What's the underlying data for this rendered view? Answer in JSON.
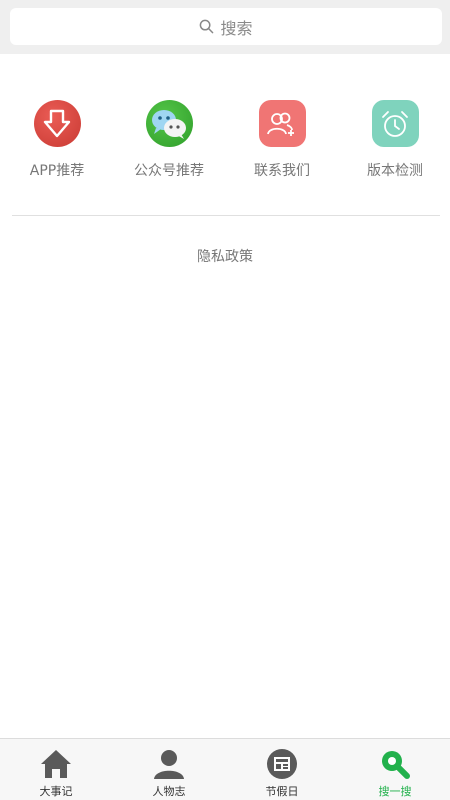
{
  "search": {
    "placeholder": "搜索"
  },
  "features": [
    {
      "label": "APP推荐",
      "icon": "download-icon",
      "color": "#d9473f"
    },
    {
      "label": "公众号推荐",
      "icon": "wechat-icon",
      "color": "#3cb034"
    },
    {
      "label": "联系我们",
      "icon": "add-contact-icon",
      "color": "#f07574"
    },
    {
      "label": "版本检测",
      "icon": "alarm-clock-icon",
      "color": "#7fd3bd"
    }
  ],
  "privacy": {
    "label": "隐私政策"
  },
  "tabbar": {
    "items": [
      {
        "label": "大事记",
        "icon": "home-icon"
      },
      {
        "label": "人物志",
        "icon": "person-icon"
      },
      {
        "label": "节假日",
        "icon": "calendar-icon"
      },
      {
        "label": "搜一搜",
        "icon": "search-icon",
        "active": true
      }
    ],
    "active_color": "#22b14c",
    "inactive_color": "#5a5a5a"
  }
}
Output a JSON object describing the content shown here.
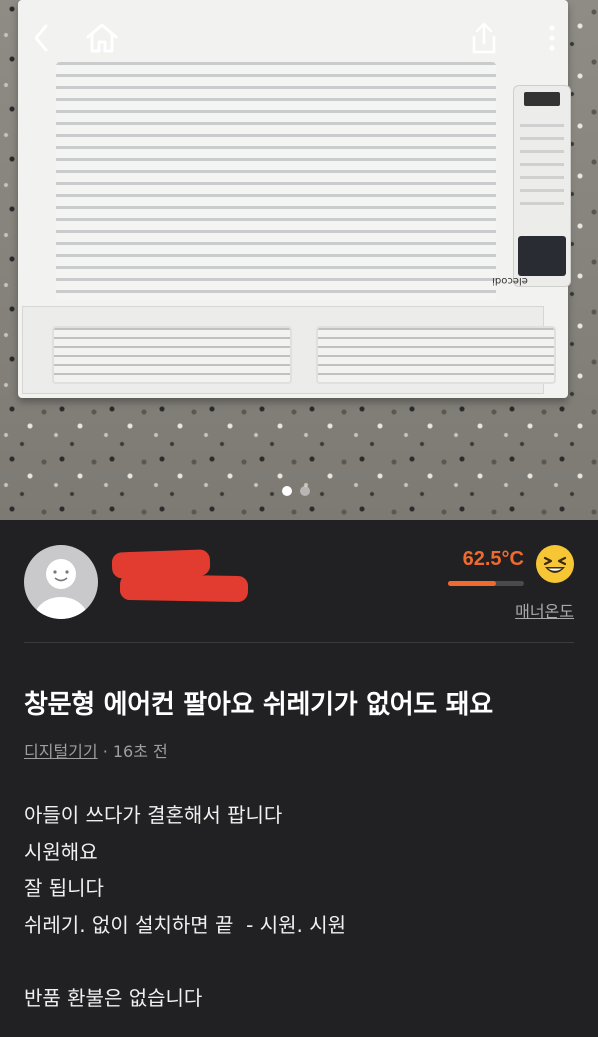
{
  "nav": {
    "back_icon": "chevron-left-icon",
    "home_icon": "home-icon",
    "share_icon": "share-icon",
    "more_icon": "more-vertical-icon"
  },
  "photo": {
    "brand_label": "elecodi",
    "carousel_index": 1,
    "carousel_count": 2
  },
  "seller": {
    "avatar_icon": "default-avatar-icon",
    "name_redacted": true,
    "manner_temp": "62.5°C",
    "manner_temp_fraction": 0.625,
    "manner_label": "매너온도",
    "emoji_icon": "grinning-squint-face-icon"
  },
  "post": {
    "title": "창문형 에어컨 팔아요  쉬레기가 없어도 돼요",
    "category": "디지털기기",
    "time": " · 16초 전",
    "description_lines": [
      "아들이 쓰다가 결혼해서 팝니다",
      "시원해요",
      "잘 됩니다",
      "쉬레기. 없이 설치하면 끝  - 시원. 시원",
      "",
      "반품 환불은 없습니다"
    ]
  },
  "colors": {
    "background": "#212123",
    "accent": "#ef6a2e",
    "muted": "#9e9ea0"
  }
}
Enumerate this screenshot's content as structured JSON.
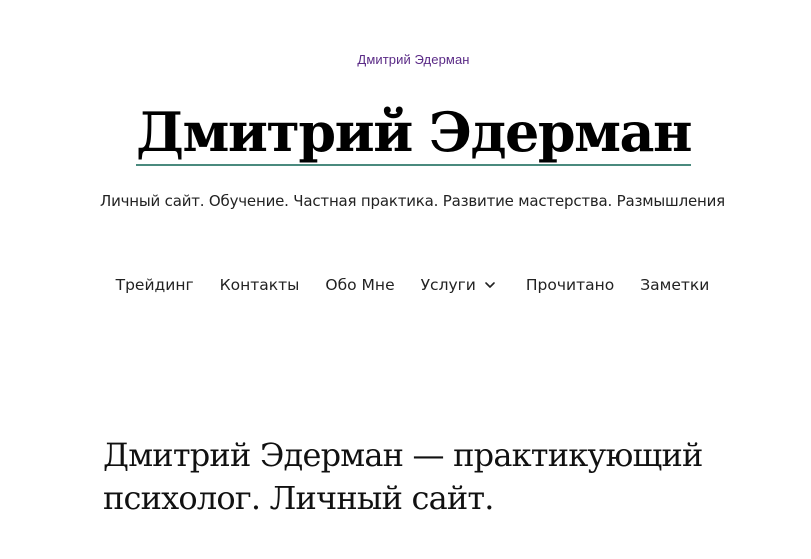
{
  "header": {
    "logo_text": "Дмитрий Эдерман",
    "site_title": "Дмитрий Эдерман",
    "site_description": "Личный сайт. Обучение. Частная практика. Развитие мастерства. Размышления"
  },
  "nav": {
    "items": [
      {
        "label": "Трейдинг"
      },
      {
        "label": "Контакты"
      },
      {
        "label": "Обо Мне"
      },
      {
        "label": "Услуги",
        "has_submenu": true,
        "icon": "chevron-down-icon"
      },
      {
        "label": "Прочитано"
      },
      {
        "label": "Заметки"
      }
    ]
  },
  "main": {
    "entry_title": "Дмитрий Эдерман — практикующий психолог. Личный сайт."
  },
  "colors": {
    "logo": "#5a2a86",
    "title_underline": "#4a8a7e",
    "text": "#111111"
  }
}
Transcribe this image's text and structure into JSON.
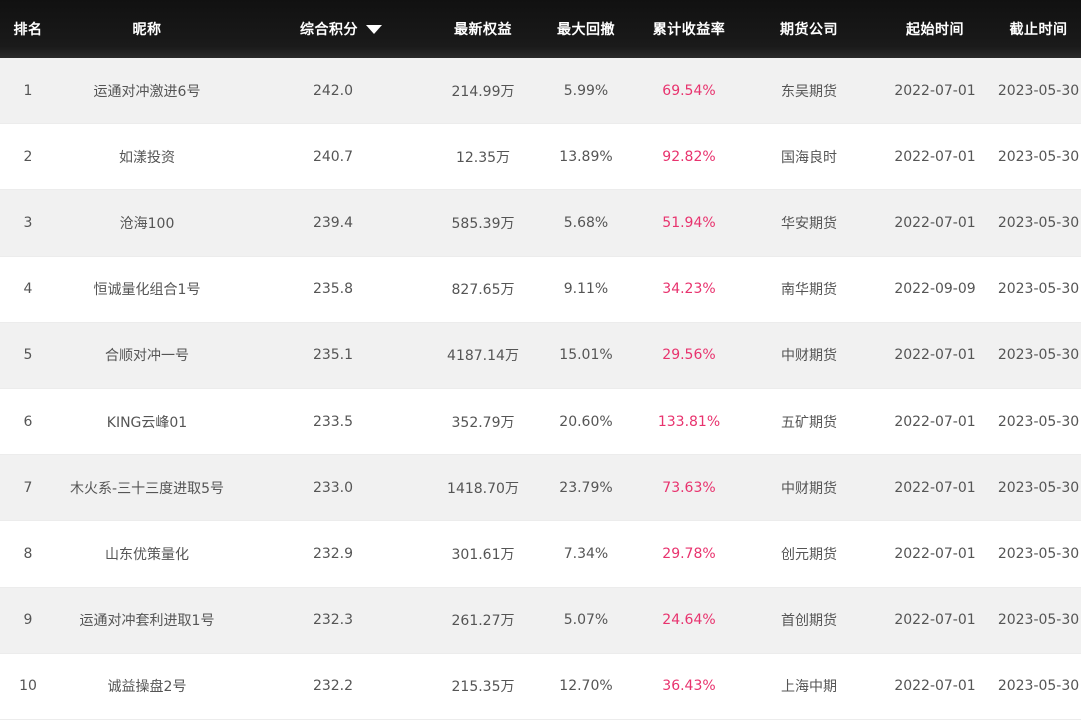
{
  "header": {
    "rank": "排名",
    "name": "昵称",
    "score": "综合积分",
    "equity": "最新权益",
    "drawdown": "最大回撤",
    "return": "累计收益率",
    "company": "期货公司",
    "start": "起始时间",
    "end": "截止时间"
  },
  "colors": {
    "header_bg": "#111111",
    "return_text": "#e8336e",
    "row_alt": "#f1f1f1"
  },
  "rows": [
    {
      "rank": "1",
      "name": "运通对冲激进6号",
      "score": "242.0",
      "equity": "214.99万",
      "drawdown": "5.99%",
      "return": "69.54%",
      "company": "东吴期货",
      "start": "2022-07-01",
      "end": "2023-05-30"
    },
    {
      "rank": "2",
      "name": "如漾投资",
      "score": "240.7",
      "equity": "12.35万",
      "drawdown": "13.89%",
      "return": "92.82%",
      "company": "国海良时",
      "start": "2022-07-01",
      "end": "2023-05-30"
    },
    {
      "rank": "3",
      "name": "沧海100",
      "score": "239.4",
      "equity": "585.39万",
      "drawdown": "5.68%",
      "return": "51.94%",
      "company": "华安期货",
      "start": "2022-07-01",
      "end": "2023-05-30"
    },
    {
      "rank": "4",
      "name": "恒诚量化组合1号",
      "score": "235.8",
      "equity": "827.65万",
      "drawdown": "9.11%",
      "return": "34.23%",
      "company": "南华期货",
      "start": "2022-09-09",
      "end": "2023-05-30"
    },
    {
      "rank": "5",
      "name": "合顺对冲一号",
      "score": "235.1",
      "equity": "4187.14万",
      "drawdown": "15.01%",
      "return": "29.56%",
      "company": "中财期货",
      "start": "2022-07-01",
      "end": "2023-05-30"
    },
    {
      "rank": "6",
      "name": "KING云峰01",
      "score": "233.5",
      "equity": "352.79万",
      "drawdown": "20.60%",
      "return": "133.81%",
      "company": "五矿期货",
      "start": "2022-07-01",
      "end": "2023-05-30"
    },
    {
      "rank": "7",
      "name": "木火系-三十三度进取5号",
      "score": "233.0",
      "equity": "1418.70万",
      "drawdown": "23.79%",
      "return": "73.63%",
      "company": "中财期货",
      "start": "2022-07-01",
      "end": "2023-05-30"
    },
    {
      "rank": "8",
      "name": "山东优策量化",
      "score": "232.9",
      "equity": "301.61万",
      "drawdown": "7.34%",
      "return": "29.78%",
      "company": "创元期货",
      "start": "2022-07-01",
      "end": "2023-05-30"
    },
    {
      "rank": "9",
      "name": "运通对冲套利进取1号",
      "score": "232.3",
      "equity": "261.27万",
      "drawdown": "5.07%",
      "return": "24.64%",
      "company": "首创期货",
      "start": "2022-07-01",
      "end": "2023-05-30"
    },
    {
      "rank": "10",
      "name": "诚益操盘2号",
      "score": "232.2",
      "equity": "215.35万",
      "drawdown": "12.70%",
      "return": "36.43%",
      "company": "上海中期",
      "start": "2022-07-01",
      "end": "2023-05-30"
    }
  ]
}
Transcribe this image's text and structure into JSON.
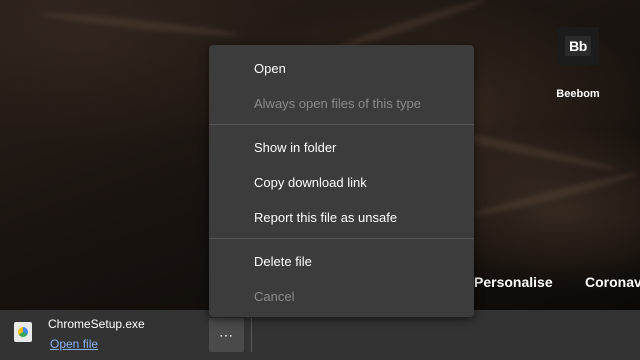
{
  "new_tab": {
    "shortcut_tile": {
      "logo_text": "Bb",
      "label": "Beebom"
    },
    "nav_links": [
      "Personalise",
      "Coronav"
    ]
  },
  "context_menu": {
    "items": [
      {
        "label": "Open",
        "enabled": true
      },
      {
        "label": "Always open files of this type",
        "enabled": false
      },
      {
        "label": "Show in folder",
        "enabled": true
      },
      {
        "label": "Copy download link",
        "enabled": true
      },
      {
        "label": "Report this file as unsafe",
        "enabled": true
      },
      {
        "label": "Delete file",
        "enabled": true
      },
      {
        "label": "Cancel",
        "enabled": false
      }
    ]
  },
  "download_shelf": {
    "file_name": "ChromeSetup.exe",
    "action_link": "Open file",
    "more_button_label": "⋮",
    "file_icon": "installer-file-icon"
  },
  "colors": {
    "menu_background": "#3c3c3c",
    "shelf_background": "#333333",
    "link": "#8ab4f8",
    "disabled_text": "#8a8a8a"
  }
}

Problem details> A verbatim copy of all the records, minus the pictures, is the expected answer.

Your response>
What's the underlying data for this rendered view? Answer in JSON.
{
  "search": {
    "placeholder": "搜索"
  },
  "features": [
    {
      "label": "APP推荐",
      "icon": "download-icon",
      "color": "#d9473f"
    },
    {
      "label": "公众号推荐",
      "icon": "wechat-icon",
      "color": "#3cb034"
    },
    {
      "label": "联系我们",
      "icon": "add-contact-icon",
      "color": "#f07574"
    },
    {
      "label": "版本检测",
      "icon": "alarm-clock-icon",
      "color": "#7fd3bd"
    }
  ],
  "privacy": {
    "label": "隐私政策"
  },
  "tabbar": {
    "items": [
      {
        "label": "大事记",
        "icon": "home-icon"
      },
      {
        "label": "人物志",
        "icon": "person-icon"
      },
      {
        "label": "节假日",
        "icon": "calendar-icon"
      },
      {
        "label": "搜一搜",
        "icon": "search-icon",
        "active": true
      }
    ],
    "active_color": "#22b14c",
    "inactive_color": "#5a5a5a"
  }
}
Output a JSON object describing the content shown here.
{
  "nav": {
    "back_icon": "chevron-left-icon",
    "home_icon": "home-icon",
    "share_icon": "share-icon",
    "more_icon": "more-vertical-icon"
  },
  "photo": {
    "brand_label": "elecodi",
    "carousel_index": 1,
    "carousel_count": 2
  },
  "seller": {
    "avatar_icon": "default-avatar-icon",
    "name_redacted": true,
    "manner_temp": "62.5°C",
    "manner_temp_fraction": 0.625,
    "manner_label": "매너온도",
    "emoji_icon": "grinning-squint-face-icon"
  },
  "post": {
    "title": "창문형 에어컨 팔아요  쉬레기가 없어도 돼요",
    "category": "디지털기기",
    "time": " · 16초 전",
    "description_lines": [
      "아들이 쓰다가 결혼해서 팝니다",
      "시원해요",
      "잘 됩니다",
      "쉬레기. 없이 설치하면 끝  - 시원. 시원",
      "",
      "반품 환불은 없습니다"
    ]
  },
  "colors": {
    "background": "#212123",
    "accent": "#ef6a2e",
    "muted": "#9e9ea0"
  }
}
Enumerate this screenshot's content as structured JSON.
{
  "header": {
    "logo_text": "Дмитрий Эдерман",
    "site_title": "Дмитрий Эдерман",
    "site_description": "Личный сайт. Обучение. Частная практика. Развитие мастерства. Размышления"
  },
  "nav": {
    "items": [
      {
        "label": "Трейдинг"
      },
      {
        "label": "Контакты"
      },
      {
        "label": "Обо Мне"
      },
      {
        "label": "Услуги",
        "has_submenu": true,
        "icon": "chevron-down-icon"
      },
      {
        "label": "Прочитано"
      },
      {
        "label": "Заметки"
      }
    ]
  },
  "main": {
    "entry_title": "Дмитрий Эдерман — практикующий психолог. Личный сайт."
  },
  "colors": {
    "logo": "#5a2a86",
    "title_underline": "#4a8a7e",
    "text": "#111111"
  }
}
Transcribe this image's text and structure into JSON.
{
  "header": {
    "rank": "排名",
    "name": "昵称",
    "score": "综合积分",
    "equity": "最新权益",
    "drawdown": "最大回撤",
    "return": "累计收益率",
    "company": "期货公司",
    "start": "起始时间",
    "end": "截止时间"
  },
  "colors": {
    "header_bg": "#111111",
    "return_text": "#e8336e",
    "row_alt": "#f1f1f1"
  },
  "rows": [
    {
      "rank": "1",
      "name": "运通对冲激进6号",
      "score": "242.0",
      "equity": "214.99万",
      "drawdown": "5.99%",
      "return": "69.54%",
      "company": "东吴期货",
      "start": "2022-07-01",
      "end": "2023-05-30"
    },
    {
      "rank": "2",
      "name": "如漾投资",
      "score": "240.7",
      "equity": "12.35万",
      "drawdown": "13.89%",
      "return": "92.82%",
      "company": "国海良时",
      "start": "2022-07-01",
      "end": "2023-05-30"
    },
    {
      "rank": "3",
      "name": "沧海100",
      "score": "239.4",
      "equity": "585.39万",
      "drawdown": "5.68%",
      "return": "51.94%",
      "company": "华安期货",
      "start": "2022-07-01",
      "end": "2023-05-30"
    },
    {
      "rank": "4",
      "name": "恒诚量化组合1号",
      "score": "235.8",
      "equity": "827.65万",
      "drawdown": "9.11%",
      "return": "34.23%",
      "company": "南华期货",
      "start": "2022-09-09",
      "end": "2023-05-30"
    },
    {
      "rank": "5",
      "name": "合顺对冲一号",
      "score": "235.1",
      "equity": "4187.14万",
      "drawdown": "15.01%",
      "return": "29.56%",
      "company": "中财期货",
      "start": "2022-07-01",
      "end": "2023-05-30"
    },
    {
      "rank": "6",
      "name": "KING云峰01",
      "score": "233.5",
      "equity": "352.79万",
      "drawdown": "20.60%",
      "return": "133.81%",
      "company": "五矿期货",
      "start": "2022-07-01",
      "end": "2023-05-30"
    },
    {
      "rank": "7",
      "name": "木火系-三十三度进取5号",
      "score": "233.0",
      "equity": "1418.70万",
      "drawdown": "23.79%",
      "return": "73.63%",
      "company": "中财期货",
      "start": "2022-07-01",
      "end": "2023-05-30"
    },
    {
      "rank": "8",
      "name": "山东优策量化",
      "score": "232.9",
      "equity": "301.61万",
      "drawdown": "7.34%",
      "return": "29.78%",
      "company": "创元期货",
      "start": "2022-07-01",
      "end": "2023-05-30"
    },
    {
      "rank": "9",
      "name": "运通对冲套利进取1号",
      "score": "232.3",
      "equity": "261.27万",
      "drawdown": "5.07%",
      "return": "24.64%",
      "company": "首创期货",
      "start": "2022-07-01",
      "end": "2023-05-30"
    },
    {
      "rank": "10",
      "name": "诚益操盘2号",
      "score": "232.2",
      "equity": "215.35万",
      "drawdown": "12.70%",
      "return": "36.43%",
      "company": "上海中期",
      "start": "2022-07-01",
      "end": "2023-05-30"
    }
  ]
}
Transcribe this image's text and structure into JSON.
{
  "new_tab": {
    "shortcut_tile": {
      "logo_text": "Bb",
      "label": "Beebom"
    },
    "nav_links": [
      "Personalise",
      "Coronav"
    ]
  },
  "context_menu": {
    "items": [
      {
        "label": "Open",
        "enabled": true
      },
      {
        "label": "Always open files of this type",
        "enabled": false
      },
      {
        "label": "Show in folder",
        "enabled": true
      },
      {
        "label": "Copy download link",
        "enabled": true
      },
      {
        "label": "Report this file as unsafe",
        "enabled": true
      },
      {
        "label": "Delete file",
        "enabled": true
      },
      {
        "label": "Cancel",
        "enabled": false
      }
    ]
  },
  "download_shelf": {
    "file_name": "ChromeSetup.exe",
    "action_link": "Open file",
    "more_button_label": "⋮",
    "file_icon": "installer-file-icon"
  },
  "colors": {
    "menu_background": "#3c3c3c",
    "shelf_background": "#333333",
    "link": "#8ab4f8",
    "disabled_text": "#8a8a8a"
  }
}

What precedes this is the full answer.